A story to celebrate the trees we’ve planted
Field Maple, Norway Maple, Hornbeam, Beech, Whitebeam, Rowan, Wild Service, Yew, English Elm, Alder, Silver Birch, Scots Pine, Douglas Fir....
You say their names to yourself, annunciating the syllables silently as you walk through the woods. Each tree has a genus, a species, a name for the family that it belongs to ~ and yet, each inhabitant of the woods is a being in its own right, with their own distinctive appearance and characteristics. The phrase about not being able to see the wood for the trees comes to mind ~ once you’re in the woods, the focus inevitably shifts to individual trees. Your eyes take note of shapes and natural landmarks, path-making, meaning-making, remembering the route. Not just the route through the woods, but how far you’ve come in your life to get to this point, here and now. A walk in the woods soothes the eye and soothes the mind, and your thoughts spool out in a stream of consciousness that only the open air is capable of encouraging. There is no substitute for the presence of trees.
Autumn is a time for change, a time when trees begin to shed their leaves, just as we may shed baggage from the year so far and reassess, recalibrate, finding our True North once again. Before they shed their leaves, they burn bright in shades of russet red, burnished orange, and golden yellow. A final flare of full life before entering the deep-rooted grounding and rejuvenation of winter. It is said that even on Midsummer’s Day, the longest day of the year, there is a changing of hands as the days get shorter and the nights draw in. The Oak King hands over to the Holly King, who will come into his prime on the Winter Solstice. And so the cycle continues, as Holly gifts life to Oak, which will reach its full glory of greenery at the peak of summer. Even in darkness, there is light.
You walk amongst Beech trees with trunks so wide and thick, your arms barely reach around them. Centuries-old Yew trees with wonderfully winding trunks, waxy evergreen leaves, and red berries that bring colour like lanterns in the depths of winter. The sight of Wild Service, often a sign of ancient woodland, and now quite rare, fills your heart with gladness. Field Maple and Norway Maple ablaze in the light of the low afternoon sun. Silver Birches with beautifully papery bark, like parchment beneath your fingers, and Scot’s Pines with an almost bluish tinge to their foliage, make you feel protected as they tower above. You breathe in the fresh air, noticing the clean scent of the pine needles, rich and resinous with mood-boosting and immune-modulating terpenes. And then you exhale, audibly sighing, releasing tension from your body.
As you stand amongst the trees you think about how they are known to communicate with one another through their roots. How some trees even form family units to support one another. Through their roots they’re able to nourish others, share nutrients with those who may need them more. Their roots intertwine with the mycorrhizal network ~ the vast complex of fungal threads that also help to share information on air temperature and the changing of the seasons. Wisdom is stored over decades, centuries even, so the trees know when the time has come to release new leaf buds and blossom or to shed leaves and store energy. This network, a natural internet, is the wood-wide web, a pattern of communication that proliferated long before humans attempted to replicate the system. Instead of talking, these wise old beings release powerful but invisible pheromones into the air, sending messages to each tree in the woods, keeping one another safe. The intelligence of trees ~ their sentience may be different to ours, but at their heart, they’re not all that different from humans. The thought fills you with awe and wonder.

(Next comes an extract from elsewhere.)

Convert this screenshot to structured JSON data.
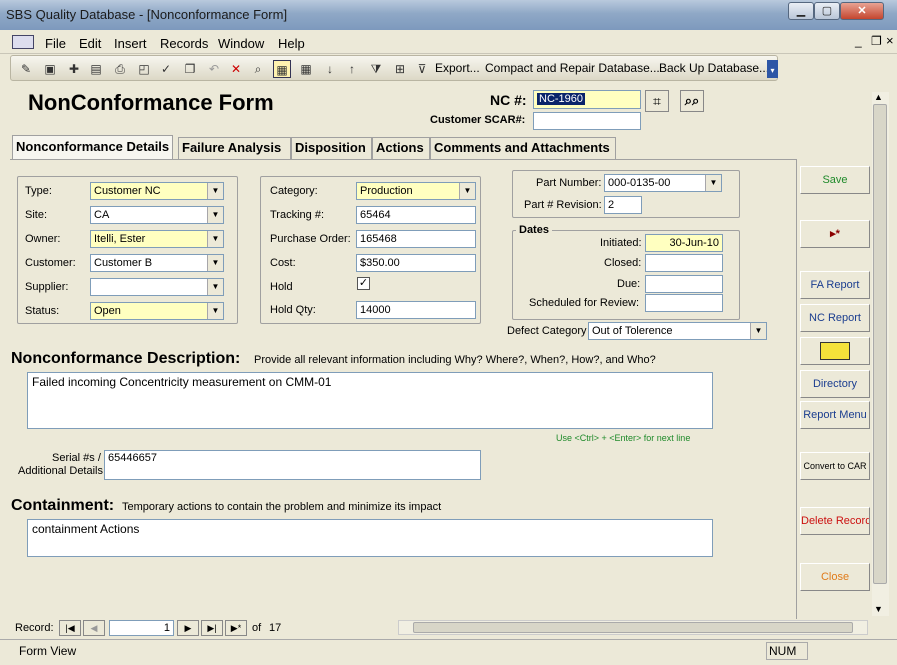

Just like us, trees have a unique microbiome which is part of a larger tapestry ~ that of a collective consciousness. Standing alone but also together, we are deeply connected.
The names of the trees that open this story, are the names of the species we planted between 2022 and 2023 with the help of GreenTheUK and The Royal Forestry Society. The species of trees were specifically selected to suit the habitat in which they were planted, so they have a greater chance of survival and successfully become part of a biodiverse ecosystem. They have the potential to increase the woodland’s resistance to pests, diseases, and climate change, as well as drawing down carbon from the atmosphere.
520 trees were planted in the South Downs National Park helping to restore the landscape. Over the last 50 years, millions of trees have been lost to Dutch Elm disease, so disease-resistant Elms were part of the mix of native broadleaf trees chosen. Another 520 trees were planted in Northumberland, where woodland was devastated by Storm Arwen in 2021 and has yet to recover.
Planting these trees is not just a gesture, it’s a commitment to change and while we’re supporting more of GreenTheUK’s efforts (including restoring kelp forests off the coast), we’ll keep checking the progress of our trees through the changing seasons.